National Geographic : 1953 Nov
584 Fish-hunting Gulls Wheel and Soar Above the Turbulent Strait of Messina Marine life forced to the surface by churning currents attracts these sea birds. Wild water like this might swamp a small boat, but offers no threat to the ferry from which the picture was taken. most unusual set of "firsts." If not, well, you can't shoot a man for trying. The Na tional Geographic Society elected to sponsor the project. Deep-sea Fishes Wear Lights I wished also to make a comparative life study of the luminescent organs known to characterize the majority of deep-sea fishes. On the bellies and sides of pickled museum specimens I had seen light organs that had once illuminated the blackness of the depths, lights that had long since been extinguished. Lights aglow on living deep-sea fishes, on the other hand, are something that not many people have seen. I was stirred to think that without a bathysphere, but with the help of the Messina currents, I might be able to see such luminous fishes up close. Much preparation was necessary. New photographic techniques had to be improvised on faith, for at home they could not be defini tively tested. Only there on the spot at Messina would I be able to ascertain whether my improvisations were sound. Such blind but hopeful preparation took about three months in New York.

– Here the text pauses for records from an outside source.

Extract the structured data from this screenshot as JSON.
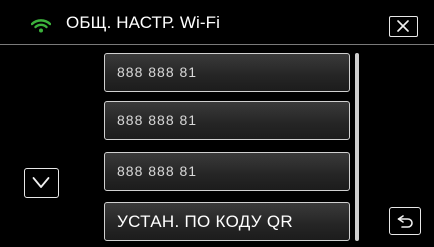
{
  "header": {
    "title": "ОБЩ. НАСТР. Wi-Fi",
    "wifi_icon": "wifi-icon",
    "close_icon": "close-icon",
    "accent_color": "#3cb23c"
  },
  "list": {
    "items": [
      {
        "label": "888 888 81"
      },
      {
        "label": "888 888 81"
      },
      {
        "label": "888 888 81"
      },
      {
        "label": "УСТАН. ПО КОДУ QR"
      }
    ]
  },
  "controls": {
    "down_icon": "chevron-down-icon",
    "back_icon": "back-arrow-icon"
  }
}
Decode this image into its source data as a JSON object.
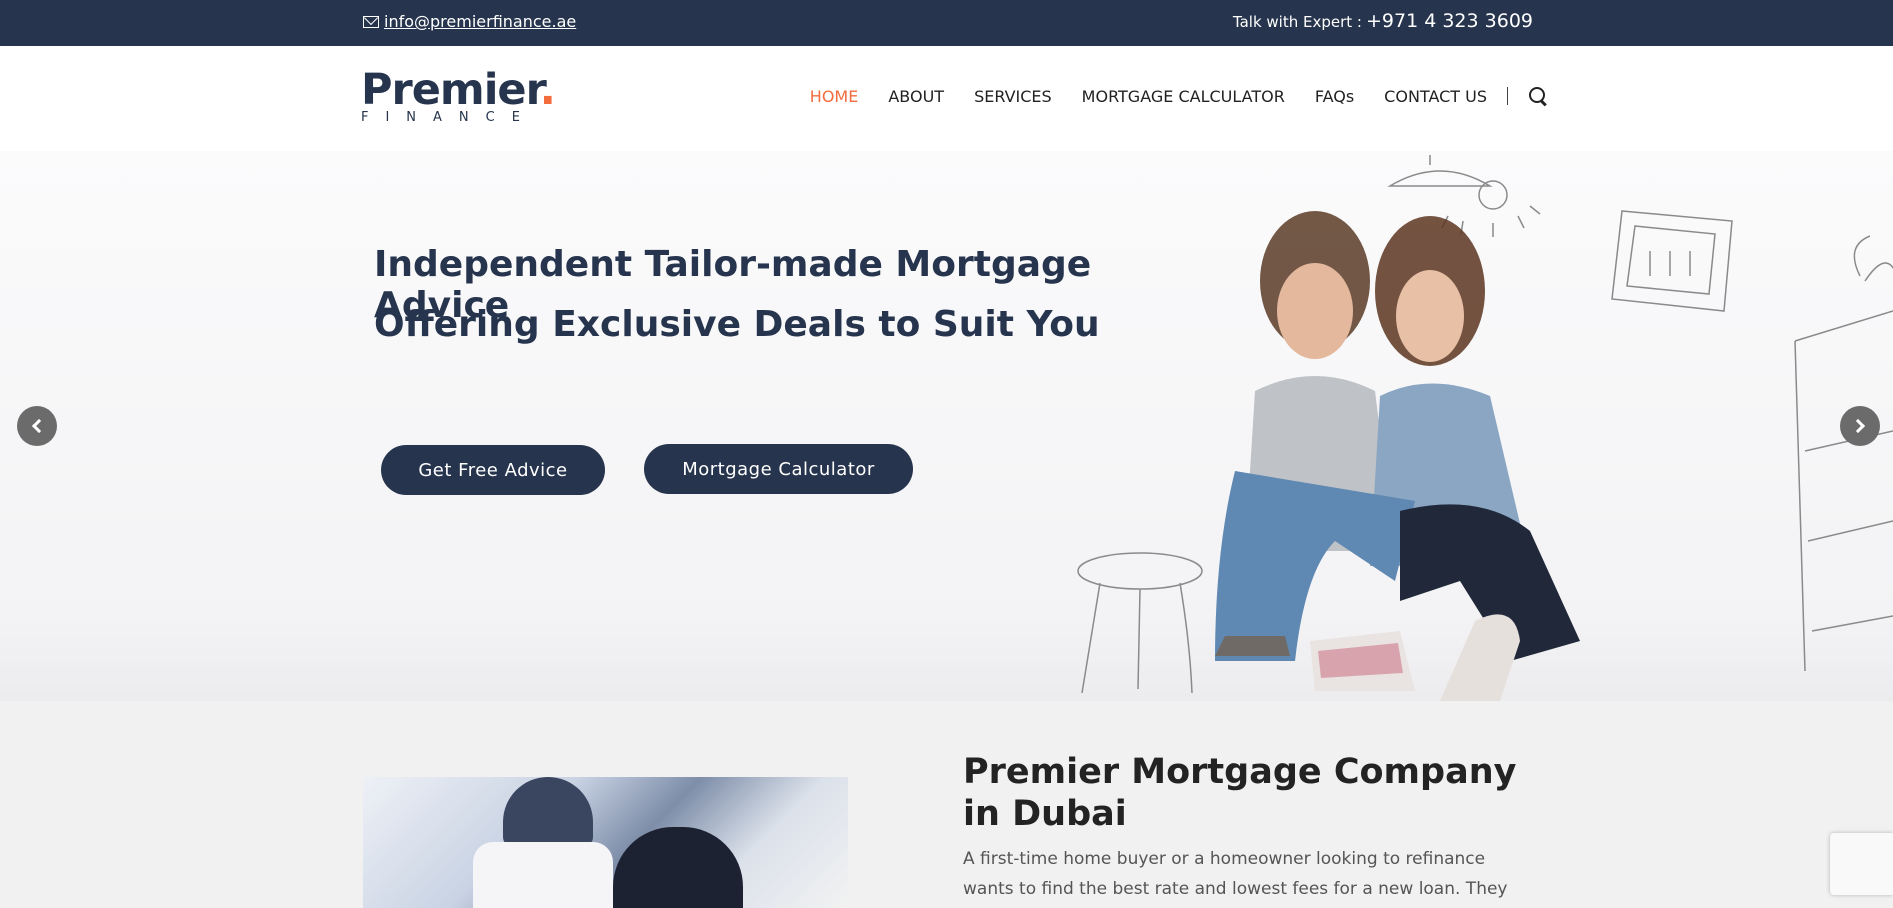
{
  "topbar": {
    "email": "info@premierfinance.ae",
    "phone_label": "Talk with Expert :",
    "phone_number": "+971 4 323 3609"
  },
  "logo": {
    "word": "Premier",
    "dot": ".",
    "sub": "FINANCE"
  },
  "nav": {
    "items": [
      {
        "label": "HOME",
        "active": true
      },
      {
        "label": "ABOUT"
      },
      {
        "label": "SERVICES"
      },
      {
        "label": "MORTGAGE CALCULATOR"
      },
      {
        "label": "FAQs"
      },
      {
        "label": "CONTACT US"
      }
    ],
    "search_icon": "search-icon"
  },
  "hero": {
    "line1": "Independent Tailor-made Mortgage Advice",
    "line2": "Offering Exclusive Deals to Suit You",
    "btn_advice": "Get Free Advice",
    "btn_calc": "Mortgage Calculator"
  },
  "about": {
    "title": "Premier Mortgage Company in Dubai",
    "text": "A first-time home buyer or a homeowner looking to refinance wants to find the best rate and lowest fees for a new loan. They compare"
  },
  "colors": {
    "navy": "#26344d",
    "accent": "#f26c3d",
    "section_bg": "#f1f1f1"
  }
}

I had been graciously invited by representa tives of the Italian Government to make my headquarters at the Istituto Talassografico di Messina (Messina Marine Institute), which stands at the edge of the strait within a stone's throw of one of the largest whirl pool areas. The director of the Institute, Professor Antonio Sparta, had written that his Institute had suffered much from bomb ing during the war. But reconstruction was well under way, and I would be welcomed.